=== PROBLEM DETAILS ===
Find every line in the records below that contains the word "self", and copy each such line.

Records contained in a dataset
══════
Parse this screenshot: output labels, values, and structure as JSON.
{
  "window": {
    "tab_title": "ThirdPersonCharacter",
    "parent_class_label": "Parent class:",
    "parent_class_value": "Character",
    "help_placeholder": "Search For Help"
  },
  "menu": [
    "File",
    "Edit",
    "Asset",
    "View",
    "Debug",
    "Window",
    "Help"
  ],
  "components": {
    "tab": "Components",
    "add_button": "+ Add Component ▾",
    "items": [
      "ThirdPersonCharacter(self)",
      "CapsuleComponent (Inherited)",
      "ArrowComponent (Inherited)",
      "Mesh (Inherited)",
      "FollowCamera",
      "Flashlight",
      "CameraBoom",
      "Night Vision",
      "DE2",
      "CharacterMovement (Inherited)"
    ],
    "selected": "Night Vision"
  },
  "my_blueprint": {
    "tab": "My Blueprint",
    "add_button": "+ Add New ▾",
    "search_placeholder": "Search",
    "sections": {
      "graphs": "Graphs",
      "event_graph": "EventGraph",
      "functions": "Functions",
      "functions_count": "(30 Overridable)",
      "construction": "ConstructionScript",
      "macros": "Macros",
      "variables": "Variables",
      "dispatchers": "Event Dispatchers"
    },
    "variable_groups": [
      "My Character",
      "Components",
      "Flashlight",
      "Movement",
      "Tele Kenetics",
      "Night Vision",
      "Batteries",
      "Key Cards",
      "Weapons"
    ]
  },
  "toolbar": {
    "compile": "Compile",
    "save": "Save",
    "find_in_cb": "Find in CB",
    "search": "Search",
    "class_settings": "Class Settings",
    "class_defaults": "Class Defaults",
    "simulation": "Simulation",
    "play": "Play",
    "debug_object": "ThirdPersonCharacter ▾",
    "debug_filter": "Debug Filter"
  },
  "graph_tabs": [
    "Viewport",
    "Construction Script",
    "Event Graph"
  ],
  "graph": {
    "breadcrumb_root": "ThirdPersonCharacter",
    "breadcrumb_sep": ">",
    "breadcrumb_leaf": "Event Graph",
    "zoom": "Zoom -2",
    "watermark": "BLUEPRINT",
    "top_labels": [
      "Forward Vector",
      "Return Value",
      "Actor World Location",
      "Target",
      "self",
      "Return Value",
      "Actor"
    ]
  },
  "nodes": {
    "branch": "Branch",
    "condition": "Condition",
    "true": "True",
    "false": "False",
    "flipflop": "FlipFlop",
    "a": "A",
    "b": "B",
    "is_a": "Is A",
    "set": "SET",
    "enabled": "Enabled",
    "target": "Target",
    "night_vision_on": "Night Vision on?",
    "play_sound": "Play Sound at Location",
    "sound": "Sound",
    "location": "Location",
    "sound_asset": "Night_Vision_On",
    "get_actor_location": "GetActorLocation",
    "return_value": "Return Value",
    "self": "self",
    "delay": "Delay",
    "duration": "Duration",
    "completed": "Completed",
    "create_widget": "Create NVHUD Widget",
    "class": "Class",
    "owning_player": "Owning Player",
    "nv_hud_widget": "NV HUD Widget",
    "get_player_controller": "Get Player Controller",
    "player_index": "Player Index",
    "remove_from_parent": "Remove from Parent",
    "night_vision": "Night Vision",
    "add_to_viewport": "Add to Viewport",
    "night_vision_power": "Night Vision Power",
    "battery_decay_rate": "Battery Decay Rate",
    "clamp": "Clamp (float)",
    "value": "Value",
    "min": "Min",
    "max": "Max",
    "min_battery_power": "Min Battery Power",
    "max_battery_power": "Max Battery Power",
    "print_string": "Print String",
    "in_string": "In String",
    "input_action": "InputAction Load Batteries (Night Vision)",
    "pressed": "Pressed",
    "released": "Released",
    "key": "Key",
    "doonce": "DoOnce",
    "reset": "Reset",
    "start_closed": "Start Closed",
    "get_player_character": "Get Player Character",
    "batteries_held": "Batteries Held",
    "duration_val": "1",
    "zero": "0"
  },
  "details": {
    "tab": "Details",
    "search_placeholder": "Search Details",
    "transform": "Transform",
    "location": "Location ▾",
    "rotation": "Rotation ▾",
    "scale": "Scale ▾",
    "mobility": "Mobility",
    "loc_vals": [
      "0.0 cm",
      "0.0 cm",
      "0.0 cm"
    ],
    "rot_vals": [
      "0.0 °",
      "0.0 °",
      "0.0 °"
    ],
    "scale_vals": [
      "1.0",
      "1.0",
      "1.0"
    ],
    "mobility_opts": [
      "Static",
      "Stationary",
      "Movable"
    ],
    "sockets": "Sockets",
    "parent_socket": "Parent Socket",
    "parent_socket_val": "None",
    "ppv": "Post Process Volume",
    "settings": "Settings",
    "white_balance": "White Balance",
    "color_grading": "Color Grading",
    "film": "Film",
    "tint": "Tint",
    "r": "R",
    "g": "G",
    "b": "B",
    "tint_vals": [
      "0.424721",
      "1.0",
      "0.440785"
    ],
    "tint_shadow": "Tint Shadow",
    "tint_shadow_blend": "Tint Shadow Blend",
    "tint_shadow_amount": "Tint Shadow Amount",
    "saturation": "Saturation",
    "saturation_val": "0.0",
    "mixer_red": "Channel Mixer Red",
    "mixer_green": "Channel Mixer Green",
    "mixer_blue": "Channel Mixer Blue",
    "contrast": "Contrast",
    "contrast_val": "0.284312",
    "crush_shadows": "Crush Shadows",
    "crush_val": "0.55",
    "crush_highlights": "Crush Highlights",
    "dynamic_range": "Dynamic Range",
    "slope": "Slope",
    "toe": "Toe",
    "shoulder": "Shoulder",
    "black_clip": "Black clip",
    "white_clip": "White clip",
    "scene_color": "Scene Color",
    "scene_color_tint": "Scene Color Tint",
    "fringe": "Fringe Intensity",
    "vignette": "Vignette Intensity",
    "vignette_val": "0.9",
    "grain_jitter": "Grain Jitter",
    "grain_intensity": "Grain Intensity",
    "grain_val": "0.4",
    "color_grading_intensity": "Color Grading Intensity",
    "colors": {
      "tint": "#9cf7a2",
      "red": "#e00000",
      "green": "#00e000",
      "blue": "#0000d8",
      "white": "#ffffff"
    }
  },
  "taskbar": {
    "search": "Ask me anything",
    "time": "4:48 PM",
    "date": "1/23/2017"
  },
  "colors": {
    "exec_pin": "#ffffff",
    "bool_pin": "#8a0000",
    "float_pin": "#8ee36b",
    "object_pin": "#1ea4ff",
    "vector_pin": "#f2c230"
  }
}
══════
=== RESPONSE TO THE TASK ===
      "ThirdPersonCharacter(self)",
      "self",
    "self": "self",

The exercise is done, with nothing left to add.